4. the equality holds since they define the same integral in the sense of lebesgue integration.
for the second problem,let f(x)=x, what is the positive part of f, and the negative part? the biggesr value it assumes is the integral of the positive part of f, similarly for the smallest value.

5. Originally Posted by PRLM
on 1), the definition says that v assumes at most one of $\infty$, $-\infty$. but how do i compute this integral? $\int_A x d\lambda \neq \int_A x dx$, correct? how do i compute the smallest value and the biggest value it assumes? could you help me on this?
i am really not sure if this is correct so i would like someone to confirm what i did is correct, please.

1). to show that v is a signed measure, i verified that v checked the definition.
a)v assumes at most one of $\infty ,-\infty$.
$vA=\int_A x d\lambda = \int_A x dx$ since $x$ is bounded on a finite interval and it is reimann integrable. and since the integral is all finite on any set $A \subset [-1,1]$, v does not assume any of $\infty,-\infty$.
b) $v(\emptyset)=0$ since the integral over a set of measure zero is zero.
c) by the equation $\int \Sigma f =\Sigma \int f$, it is easy to verify.
Therefore it is a signed measure.

2).To show $|v|<<\mu$, show that for each subset $A$ such that $\mu A=0$, $|v|A=0$. again since the integral over a set of measure zero is zero, it is obvious.

i am not sure what $\frac{dv}{d\mu}$ is. but i assume that it is Randon Nikodym derivative. Since v is a signed measure, by restricting v to a positive set, we get a measure. So v is restricted to [0,1]. So $\frac{dv}{d\mu}$ = x $\in [0,1]$.

3)Hahn-Jordan decomposition is $v^+(E)=v(E \cap [0,1]),v^-(E)=-v(E \cup [-1,0))$. $|v|(X)=\int_0^1 xdx-\int_{-1}^0 xdx = 1$.

please someone correct me if im wrong.

6. the Radon Nikodym derivative is f(x)=x, x belongs to [-1,1].

7. Originally Posted by Shanks
the Radon Nikodym derivative is f(x)=x, x belongs to [-1,1].
i thought that Radon N derivative is a nonnegative function.

8. No, it is possible that the Radon Nikodym derivative assumes negative value.
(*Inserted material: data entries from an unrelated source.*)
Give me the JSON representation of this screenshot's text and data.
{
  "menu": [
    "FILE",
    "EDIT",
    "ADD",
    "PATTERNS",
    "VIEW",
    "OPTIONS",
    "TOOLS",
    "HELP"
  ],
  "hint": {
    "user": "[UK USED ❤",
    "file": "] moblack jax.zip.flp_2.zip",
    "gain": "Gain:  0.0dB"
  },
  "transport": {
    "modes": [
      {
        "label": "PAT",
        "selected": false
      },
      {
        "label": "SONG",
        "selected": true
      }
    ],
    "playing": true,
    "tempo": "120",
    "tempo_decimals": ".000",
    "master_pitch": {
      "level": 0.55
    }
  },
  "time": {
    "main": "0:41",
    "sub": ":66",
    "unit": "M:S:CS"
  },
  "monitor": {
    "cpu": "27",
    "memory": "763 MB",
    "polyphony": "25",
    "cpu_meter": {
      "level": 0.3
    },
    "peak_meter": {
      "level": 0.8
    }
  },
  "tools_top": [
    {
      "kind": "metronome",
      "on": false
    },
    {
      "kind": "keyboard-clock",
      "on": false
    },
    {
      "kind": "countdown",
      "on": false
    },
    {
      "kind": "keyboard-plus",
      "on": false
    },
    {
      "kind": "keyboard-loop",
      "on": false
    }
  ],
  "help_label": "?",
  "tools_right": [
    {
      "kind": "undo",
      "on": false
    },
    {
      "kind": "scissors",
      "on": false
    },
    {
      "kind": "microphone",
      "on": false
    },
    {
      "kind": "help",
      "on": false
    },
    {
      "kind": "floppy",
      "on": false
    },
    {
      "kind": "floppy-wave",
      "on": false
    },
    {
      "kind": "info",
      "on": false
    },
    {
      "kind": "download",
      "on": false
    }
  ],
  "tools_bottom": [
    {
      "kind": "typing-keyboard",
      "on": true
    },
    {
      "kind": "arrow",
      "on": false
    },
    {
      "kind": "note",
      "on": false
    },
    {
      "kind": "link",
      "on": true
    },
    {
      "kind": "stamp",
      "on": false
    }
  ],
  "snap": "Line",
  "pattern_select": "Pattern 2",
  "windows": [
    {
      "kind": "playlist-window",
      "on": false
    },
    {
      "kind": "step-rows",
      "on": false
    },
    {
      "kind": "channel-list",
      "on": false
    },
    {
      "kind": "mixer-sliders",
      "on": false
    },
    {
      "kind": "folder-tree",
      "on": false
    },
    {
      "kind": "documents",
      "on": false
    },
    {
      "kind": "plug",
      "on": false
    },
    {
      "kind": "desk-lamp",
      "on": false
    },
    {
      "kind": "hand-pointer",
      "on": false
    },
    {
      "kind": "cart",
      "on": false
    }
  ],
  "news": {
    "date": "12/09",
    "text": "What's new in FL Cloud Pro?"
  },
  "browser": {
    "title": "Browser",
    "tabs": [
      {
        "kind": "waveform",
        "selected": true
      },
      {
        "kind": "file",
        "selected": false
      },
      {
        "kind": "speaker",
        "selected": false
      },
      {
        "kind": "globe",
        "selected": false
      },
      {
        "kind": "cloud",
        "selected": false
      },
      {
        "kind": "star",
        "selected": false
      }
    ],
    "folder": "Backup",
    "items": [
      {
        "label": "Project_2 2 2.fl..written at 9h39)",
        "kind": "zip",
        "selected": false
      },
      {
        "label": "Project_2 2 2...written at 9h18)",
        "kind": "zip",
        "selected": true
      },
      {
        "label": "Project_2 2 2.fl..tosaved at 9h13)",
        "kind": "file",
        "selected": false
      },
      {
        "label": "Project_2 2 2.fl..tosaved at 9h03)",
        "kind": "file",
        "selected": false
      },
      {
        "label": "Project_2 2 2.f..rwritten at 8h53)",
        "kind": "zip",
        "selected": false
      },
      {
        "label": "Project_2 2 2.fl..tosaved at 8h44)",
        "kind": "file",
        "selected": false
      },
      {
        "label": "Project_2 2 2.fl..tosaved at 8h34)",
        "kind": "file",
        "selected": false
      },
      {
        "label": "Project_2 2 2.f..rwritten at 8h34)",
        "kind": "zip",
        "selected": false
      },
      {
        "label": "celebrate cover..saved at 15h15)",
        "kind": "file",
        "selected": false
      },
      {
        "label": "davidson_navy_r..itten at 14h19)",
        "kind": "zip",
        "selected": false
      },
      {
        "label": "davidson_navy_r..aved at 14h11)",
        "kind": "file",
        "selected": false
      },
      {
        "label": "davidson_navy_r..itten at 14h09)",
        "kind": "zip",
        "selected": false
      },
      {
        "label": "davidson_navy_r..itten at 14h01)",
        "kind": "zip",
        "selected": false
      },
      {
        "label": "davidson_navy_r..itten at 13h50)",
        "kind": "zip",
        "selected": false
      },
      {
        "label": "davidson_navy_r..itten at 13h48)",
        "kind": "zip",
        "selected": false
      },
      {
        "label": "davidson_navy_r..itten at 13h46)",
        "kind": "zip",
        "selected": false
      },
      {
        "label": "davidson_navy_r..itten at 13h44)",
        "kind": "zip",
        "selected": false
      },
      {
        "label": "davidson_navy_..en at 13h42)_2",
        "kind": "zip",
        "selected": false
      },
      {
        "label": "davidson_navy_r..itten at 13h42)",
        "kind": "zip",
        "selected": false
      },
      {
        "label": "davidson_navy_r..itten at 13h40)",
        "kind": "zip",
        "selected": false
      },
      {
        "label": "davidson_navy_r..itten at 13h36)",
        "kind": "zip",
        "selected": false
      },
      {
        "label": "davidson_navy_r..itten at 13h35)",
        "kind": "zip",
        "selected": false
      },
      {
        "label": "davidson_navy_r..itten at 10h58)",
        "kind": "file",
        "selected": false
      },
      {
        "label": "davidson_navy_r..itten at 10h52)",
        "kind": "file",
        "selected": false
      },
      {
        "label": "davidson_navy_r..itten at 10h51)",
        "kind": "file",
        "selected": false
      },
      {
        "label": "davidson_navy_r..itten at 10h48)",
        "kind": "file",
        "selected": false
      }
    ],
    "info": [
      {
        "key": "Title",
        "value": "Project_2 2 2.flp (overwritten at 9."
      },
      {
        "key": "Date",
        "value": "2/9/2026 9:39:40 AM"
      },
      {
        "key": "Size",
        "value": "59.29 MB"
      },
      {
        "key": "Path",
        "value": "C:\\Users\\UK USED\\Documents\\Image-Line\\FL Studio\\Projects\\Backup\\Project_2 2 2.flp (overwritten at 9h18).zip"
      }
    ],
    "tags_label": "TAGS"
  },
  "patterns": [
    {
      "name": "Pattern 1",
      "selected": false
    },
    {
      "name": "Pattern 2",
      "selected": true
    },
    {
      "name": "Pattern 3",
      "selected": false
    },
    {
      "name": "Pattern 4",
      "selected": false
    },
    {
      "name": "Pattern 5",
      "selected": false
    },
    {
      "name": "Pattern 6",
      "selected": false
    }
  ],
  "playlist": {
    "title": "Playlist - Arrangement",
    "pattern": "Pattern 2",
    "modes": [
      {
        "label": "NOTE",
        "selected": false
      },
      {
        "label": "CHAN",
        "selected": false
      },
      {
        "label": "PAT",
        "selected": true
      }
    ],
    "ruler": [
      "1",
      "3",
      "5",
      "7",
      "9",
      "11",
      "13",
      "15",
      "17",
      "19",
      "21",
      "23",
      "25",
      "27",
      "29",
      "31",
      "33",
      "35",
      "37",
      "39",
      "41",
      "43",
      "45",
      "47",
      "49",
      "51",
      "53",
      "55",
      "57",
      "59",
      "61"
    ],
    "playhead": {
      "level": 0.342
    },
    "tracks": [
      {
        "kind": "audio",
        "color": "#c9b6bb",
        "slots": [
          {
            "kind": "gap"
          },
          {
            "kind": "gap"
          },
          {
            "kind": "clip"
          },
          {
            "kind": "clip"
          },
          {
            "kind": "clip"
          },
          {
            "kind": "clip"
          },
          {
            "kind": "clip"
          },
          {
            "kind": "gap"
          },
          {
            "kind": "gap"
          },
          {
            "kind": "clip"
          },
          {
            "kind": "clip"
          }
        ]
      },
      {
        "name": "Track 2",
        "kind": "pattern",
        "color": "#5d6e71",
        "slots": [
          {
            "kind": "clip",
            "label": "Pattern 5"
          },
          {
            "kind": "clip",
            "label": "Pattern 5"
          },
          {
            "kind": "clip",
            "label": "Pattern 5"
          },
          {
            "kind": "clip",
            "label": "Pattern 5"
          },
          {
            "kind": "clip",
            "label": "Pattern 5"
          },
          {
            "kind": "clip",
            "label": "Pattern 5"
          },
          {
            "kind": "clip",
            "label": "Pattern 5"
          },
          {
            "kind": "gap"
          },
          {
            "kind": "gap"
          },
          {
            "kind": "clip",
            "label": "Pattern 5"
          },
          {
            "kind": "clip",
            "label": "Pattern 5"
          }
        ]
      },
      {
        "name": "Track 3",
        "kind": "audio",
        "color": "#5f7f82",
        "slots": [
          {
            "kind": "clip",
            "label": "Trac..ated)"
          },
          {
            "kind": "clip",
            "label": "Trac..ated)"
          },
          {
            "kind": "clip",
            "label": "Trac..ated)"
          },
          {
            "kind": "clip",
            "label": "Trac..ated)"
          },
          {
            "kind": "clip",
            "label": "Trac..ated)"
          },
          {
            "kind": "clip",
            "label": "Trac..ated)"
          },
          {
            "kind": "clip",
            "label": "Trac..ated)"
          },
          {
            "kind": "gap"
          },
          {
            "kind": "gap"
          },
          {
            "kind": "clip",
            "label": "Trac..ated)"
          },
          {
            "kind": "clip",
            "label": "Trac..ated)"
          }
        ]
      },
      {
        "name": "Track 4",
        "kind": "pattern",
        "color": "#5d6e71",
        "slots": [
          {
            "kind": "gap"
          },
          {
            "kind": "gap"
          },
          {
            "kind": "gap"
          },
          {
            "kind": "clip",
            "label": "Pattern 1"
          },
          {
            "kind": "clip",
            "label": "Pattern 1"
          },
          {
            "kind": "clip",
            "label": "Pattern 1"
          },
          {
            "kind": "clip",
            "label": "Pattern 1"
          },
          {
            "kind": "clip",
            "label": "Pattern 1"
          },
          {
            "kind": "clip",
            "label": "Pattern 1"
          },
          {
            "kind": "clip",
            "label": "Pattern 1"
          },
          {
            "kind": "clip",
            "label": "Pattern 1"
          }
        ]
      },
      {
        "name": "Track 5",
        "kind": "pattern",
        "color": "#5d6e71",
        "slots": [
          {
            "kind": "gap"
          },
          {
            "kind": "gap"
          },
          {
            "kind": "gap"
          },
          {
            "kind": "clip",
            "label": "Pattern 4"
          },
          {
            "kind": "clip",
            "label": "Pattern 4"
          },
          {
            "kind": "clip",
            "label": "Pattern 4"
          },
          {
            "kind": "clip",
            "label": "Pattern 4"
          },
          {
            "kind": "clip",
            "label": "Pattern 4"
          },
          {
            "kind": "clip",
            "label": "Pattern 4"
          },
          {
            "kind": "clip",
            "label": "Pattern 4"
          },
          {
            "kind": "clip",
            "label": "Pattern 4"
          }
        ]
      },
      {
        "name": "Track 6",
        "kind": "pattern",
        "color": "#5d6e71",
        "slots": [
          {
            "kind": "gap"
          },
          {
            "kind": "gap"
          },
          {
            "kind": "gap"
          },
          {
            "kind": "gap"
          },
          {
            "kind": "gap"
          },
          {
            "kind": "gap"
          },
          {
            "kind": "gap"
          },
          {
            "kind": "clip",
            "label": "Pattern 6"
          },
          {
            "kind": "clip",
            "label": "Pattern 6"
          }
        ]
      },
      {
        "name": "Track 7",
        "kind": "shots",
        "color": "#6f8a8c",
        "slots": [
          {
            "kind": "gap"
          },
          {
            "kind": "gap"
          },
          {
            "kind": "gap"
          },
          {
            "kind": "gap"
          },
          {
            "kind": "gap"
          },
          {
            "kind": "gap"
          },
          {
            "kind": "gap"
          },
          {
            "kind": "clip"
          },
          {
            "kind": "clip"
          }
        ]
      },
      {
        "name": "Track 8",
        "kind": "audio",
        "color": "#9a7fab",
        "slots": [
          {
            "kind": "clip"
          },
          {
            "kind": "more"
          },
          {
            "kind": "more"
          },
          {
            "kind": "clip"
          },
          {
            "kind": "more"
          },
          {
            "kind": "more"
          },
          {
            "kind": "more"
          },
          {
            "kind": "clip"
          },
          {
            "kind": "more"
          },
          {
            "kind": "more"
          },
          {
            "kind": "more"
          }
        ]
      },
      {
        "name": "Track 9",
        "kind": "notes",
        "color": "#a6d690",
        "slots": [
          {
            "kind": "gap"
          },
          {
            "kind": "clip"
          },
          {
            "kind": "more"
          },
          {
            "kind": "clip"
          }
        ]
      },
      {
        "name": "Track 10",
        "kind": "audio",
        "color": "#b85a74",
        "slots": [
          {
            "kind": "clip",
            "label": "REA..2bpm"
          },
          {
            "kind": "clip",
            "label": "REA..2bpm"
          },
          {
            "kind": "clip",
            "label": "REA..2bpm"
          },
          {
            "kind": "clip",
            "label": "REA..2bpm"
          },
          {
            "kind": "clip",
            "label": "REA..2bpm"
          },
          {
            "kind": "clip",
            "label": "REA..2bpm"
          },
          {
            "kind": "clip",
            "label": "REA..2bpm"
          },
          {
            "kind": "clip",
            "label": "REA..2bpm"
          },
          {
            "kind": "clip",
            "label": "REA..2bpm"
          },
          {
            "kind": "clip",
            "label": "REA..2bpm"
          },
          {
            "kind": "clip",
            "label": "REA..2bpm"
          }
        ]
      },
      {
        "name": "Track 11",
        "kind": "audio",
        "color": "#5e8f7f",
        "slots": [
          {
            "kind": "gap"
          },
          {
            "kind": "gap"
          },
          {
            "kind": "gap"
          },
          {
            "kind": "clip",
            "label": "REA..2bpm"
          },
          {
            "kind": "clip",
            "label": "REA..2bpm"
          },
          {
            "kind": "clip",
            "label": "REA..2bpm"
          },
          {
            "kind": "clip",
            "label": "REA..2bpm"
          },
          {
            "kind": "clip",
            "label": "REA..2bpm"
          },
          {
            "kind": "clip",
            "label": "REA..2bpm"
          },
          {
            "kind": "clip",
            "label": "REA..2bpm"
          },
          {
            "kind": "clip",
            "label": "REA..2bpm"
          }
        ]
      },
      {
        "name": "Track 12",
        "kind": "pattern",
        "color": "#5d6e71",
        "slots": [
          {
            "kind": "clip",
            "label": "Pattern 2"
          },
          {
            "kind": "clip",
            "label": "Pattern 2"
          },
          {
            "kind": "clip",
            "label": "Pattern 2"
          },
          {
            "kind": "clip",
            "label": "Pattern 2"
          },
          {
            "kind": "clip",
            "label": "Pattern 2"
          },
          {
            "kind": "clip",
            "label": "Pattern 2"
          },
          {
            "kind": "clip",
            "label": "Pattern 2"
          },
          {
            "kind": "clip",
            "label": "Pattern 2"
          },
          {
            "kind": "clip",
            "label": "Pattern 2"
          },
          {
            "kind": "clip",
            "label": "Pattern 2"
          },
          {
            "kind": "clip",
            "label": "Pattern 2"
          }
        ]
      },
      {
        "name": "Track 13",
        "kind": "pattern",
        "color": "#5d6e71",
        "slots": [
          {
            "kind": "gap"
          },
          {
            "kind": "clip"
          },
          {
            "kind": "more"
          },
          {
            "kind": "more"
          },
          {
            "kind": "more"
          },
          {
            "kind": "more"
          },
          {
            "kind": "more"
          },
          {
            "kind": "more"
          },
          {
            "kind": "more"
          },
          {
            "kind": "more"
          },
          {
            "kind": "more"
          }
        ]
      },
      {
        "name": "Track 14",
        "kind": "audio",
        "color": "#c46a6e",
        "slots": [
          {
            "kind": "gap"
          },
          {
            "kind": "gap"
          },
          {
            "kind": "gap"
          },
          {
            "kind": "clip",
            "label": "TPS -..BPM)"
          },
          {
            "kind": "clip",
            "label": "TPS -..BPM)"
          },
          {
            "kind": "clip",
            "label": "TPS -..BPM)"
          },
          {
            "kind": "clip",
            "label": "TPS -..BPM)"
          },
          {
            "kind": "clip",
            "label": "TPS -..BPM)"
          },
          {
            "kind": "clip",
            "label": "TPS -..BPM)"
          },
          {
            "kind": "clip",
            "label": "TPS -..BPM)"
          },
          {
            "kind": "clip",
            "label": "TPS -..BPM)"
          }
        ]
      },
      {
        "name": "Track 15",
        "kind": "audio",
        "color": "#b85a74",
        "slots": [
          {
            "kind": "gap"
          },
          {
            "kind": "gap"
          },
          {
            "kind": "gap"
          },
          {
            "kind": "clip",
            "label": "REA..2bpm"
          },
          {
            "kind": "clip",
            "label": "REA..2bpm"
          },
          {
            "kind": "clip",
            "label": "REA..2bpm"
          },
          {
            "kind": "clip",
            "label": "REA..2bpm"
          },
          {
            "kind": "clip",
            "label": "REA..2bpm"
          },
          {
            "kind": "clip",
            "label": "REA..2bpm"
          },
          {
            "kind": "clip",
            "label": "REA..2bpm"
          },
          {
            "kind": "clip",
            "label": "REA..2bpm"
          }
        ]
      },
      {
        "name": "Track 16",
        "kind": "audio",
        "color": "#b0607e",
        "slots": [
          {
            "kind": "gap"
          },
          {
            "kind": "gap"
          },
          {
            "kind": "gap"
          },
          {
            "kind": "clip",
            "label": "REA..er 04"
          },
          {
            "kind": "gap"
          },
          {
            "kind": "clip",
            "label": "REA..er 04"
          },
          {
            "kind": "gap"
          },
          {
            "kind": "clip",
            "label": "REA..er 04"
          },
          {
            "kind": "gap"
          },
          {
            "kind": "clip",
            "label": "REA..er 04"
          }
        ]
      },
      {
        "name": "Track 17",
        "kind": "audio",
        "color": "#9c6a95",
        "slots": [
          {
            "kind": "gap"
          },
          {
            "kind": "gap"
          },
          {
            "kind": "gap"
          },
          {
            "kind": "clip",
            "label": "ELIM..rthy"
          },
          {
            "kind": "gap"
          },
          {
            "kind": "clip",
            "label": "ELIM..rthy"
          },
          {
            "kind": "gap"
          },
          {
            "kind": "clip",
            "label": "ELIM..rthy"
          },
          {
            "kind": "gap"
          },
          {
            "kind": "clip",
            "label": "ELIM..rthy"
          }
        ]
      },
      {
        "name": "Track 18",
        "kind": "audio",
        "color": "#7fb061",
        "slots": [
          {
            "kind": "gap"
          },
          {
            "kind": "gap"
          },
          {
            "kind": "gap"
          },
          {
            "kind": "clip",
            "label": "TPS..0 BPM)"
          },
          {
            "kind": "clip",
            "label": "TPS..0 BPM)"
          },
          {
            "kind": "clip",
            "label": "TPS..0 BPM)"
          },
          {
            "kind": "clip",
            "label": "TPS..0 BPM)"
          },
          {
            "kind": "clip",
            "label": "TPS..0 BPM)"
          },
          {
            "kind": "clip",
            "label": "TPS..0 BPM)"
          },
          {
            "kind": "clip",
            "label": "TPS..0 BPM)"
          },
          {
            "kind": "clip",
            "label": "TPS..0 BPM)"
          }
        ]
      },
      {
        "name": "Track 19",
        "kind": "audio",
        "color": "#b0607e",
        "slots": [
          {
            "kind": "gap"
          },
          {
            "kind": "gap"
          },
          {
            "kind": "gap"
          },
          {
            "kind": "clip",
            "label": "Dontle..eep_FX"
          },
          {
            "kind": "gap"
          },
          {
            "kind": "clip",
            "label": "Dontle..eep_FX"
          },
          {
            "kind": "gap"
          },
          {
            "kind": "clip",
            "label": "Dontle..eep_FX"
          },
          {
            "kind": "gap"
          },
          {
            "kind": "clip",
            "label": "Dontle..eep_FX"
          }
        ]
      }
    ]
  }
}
9. Originally Posted by Shanks
No, it is possible that the assumes negative value.
would you explain how u get Radon Nikodym derivative ?

10. One way to do this is by the definition of derivative of a measure with respect to another measure.(it is complicated )
another easier way is using the Radon Nikodym theorem. it asserts the existence and uniqueness of Radon Nikodym derivative of a measure which is absolutely continous with respect to another measure.
for more information you can see Rudin's book Real and Complex Analysis.